◆ **Task description**
Determine how many lines in the listing contain the string "JSON". Only that number goes in the answer.

◆ **Dataset**
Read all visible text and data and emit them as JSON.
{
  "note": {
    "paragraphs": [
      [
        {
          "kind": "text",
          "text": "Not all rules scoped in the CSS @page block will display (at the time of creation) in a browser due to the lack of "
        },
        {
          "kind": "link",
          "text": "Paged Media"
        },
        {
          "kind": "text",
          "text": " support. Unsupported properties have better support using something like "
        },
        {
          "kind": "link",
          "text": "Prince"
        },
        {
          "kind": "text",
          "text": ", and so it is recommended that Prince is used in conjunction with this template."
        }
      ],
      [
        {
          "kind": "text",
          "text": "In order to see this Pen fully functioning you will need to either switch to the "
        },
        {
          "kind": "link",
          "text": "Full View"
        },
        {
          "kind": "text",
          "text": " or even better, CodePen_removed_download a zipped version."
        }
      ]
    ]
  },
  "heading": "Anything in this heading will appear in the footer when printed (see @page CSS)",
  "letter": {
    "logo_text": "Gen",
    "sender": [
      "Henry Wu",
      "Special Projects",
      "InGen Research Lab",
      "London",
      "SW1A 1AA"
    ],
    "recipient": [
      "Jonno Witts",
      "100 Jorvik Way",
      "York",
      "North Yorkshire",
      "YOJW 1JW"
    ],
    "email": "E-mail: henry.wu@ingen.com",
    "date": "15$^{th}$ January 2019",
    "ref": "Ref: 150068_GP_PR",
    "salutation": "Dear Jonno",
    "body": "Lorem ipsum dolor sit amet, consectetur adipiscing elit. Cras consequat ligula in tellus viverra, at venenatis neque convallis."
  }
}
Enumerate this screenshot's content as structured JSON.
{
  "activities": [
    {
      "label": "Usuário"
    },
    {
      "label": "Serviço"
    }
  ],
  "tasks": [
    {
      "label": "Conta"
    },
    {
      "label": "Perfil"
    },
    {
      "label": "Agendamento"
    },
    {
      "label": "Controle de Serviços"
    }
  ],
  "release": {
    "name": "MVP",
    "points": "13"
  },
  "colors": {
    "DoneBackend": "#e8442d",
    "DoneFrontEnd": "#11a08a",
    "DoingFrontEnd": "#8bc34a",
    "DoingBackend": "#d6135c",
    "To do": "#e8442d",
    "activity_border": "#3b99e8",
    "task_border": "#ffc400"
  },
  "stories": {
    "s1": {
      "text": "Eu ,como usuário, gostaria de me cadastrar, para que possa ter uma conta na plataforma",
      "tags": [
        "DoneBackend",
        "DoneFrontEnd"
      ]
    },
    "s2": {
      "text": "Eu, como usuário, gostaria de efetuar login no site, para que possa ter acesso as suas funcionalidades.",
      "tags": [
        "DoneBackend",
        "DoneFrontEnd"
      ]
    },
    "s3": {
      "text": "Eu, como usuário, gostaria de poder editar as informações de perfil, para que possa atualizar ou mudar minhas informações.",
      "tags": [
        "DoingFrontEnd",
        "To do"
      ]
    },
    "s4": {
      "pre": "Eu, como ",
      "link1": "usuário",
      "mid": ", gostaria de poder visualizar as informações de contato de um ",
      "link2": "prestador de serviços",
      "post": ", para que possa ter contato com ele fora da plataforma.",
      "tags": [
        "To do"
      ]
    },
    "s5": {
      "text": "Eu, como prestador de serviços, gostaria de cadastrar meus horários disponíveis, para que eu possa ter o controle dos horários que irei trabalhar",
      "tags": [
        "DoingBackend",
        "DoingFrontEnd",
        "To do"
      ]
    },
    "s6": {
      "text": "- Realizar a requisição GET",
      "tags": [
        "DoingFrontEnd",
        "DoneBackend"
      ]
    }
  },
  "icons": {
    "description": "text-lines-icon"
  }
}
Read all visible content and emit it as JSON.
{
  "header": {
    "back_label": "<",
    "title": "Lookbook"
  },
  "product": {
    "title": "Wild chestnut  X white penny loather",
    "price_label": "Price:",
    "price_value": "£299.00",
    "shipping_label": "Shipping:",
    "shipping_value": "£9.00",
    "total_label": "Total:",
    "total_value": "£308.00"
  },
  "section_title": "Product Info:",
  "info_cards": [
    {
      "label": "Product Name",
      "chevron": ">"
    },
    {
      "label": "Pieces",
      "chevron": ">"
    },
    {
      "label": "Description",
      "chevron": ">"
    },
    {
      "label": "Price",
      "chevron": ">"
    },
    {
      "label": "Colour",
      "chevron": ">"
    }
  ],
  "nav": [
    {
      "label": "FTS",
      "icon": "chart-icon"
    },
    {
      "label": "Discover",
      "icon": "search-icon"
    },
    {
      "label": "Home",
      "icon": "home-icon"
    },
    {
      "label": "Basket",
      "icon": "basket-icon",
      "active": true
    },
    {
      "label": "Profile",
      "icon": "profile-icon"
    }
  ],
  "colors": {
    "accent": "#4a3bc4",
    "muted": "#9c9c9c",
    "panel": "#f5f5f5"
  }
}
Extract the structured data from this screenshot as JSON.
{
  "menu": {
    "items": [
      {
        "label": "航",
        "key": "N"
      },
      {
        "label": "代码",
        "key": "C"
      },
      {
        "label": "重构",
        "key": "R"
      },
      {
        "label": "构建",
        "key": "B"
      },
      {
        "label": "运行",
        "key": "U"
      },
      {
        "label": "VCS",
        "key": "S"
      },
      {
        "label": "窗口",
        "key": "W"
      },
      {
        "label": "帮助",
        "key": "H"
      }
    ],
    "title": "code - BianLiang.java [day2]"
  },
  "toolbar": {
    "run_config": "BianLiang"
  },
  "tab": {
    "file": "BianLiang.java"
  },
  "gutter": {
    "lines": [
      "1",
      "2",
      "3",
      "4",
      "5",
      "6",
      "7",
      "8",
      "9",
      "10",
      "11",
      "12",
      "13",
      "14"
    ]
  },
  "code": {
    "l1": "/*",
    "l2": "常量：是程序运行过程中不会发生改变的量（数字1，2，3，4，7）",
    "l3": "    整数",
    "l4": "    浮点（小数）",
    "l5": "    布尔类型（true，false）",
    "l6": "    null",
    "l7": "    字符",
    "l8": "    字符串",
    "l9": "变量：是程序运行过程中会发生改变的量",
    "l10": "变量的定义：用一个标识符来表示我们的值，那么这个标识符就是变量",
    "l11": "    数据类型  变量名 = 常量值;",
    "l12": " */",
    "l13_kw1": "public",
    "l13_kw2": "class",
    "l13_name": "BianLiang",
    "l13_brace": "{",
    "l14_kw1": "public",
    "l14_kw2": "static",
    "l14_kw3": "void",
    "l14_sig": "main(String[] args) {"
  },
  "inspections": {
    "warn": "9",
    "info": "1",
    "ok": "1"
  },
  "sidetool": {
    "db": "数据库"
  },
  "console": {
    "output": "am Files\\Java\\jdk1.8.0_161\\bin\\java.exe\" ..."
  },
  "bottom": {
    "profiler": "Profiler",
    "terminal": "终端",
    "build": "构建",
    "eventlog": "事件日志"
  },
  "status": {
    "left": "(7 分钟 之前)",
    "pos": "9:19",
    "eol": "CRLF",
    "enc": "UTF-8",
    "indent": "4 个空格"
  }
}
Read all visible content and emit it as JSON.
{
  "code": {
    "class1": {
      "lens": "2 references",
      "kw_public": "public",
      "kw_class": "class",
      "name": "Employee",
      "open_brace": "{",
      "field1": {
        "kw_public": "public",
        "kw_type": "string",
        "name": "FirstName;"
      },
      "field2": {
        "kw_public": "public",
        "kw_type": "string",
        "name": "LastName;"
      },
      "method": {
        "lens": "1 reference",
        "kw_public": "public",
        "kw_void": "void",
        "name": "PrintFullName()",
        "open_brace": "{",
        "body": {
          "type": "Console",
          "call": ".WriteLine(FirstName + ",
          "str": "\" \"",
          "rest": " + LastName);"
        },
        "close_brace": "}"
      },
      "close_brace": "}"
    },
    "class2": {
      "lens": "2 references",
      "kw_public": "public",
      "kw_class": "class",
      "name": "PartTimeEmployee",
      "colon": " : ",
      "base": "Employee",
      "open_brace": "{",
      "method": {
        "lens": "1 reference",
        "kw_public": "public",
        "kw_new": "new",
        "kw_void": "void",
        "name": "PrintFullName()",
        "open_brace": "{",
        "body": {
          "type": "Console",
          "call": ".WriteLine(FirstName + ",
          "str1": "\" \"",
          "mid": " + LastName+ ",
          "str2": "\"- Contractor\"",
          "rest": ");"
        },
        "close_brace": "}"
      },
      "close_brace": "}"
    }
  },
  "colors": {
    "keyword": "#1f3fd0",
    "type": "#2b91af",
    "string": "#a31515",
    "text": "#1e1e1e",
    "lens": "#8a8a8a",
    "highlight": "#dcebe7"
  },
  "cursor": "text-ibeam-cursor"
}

◆ **Answer**
5